Inujima Island gets its unique name from a large rock that
resembles a sitting dog, hence “Dog Island”. The island is
so small, you can explore it entirely on foot. It was once
an industrial site for producing granite during the feudal
age and then it turned into a copper refinery in the 20th
century. Today it serves as a peaceful art site, similar to
the nearby Naoshima Island.
The island experienced a premature closing of its copper refinery due to plummeting copper prices, but the ruins of the refinery remain. It is a designated “heritage of industrial modernization” site, and characterizes the island’s scenery with its tumbledown brick walls and chimneys. The ruins were even converted into the Inujima Seirensho Art Museum, repurposing the ruins into a charming art gallery.
There is also the Inujima Art House Project, which were built during past art festivals, but are now permanent attractions. The island has limited shopping and dining, with only a couple restaurants near the port and a café inside the art museum. Visitors will also find a beach with a campground just a ten minute walking distance from the ferry terminal.
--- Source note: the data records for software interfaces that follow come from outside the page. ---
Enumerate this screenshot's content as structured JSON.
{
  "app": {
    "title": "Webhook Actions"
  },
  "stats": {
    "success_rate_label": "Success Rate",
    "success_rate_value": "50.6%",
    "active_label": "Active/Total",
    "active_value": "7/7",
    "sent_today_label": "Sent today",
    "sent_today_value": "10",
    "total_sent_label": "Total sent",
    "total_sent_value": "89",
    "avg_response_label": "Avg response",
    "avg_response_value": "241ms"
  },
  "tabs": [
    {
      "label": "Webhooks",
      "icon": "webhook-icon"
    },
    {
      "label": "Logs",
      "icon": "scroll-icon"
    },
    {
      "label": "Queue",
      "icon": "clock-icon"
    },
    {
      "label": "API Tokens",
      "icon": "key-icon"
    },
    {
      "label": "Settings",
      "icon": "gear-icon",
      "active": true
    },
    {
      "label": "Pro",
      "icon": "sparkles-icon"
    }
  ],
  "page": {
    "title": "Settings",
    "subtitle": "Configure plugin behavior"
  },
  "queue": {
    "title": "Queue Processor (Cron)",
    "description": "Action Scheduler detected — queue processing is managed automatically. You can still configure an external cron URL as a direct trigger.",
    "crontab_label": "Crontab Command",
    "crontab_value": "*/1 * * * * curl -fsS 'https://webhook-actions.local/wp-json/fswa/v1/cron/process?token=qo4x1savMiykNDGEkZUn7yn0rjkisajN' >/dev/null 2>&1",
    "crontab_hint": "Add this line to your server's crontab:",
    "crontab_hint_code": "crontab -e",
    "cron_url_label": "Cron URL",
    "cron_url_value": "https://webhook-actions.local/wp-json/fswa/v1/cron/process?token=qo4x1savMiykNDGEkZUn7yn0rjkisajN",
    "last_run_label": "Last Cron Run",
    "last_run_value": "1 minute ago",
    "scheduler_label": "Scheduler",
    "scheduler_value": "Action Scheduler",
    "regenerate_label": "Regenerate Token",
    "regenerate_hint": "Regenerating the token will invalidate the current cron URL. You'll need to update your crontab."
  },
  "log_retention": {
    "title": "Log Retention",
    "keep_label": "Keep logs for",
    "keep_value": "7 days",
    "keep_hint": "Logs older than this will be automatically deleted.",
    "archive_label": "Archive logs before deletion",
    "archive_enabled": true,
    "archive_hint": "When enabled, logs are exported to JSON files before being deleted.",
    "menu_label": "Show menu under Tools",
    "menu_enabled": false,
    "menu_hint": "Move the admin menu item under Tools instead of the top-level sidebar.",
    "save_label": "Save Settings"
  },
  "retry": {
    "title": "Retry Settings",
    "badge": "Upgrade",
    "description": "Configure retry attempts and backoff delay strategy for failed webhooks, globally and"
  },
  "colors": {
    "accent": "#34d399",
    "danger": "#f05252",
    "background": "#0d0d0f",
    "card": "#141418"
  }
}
The rest of the island is occupied by a small rural village, home to only a 100 people or so.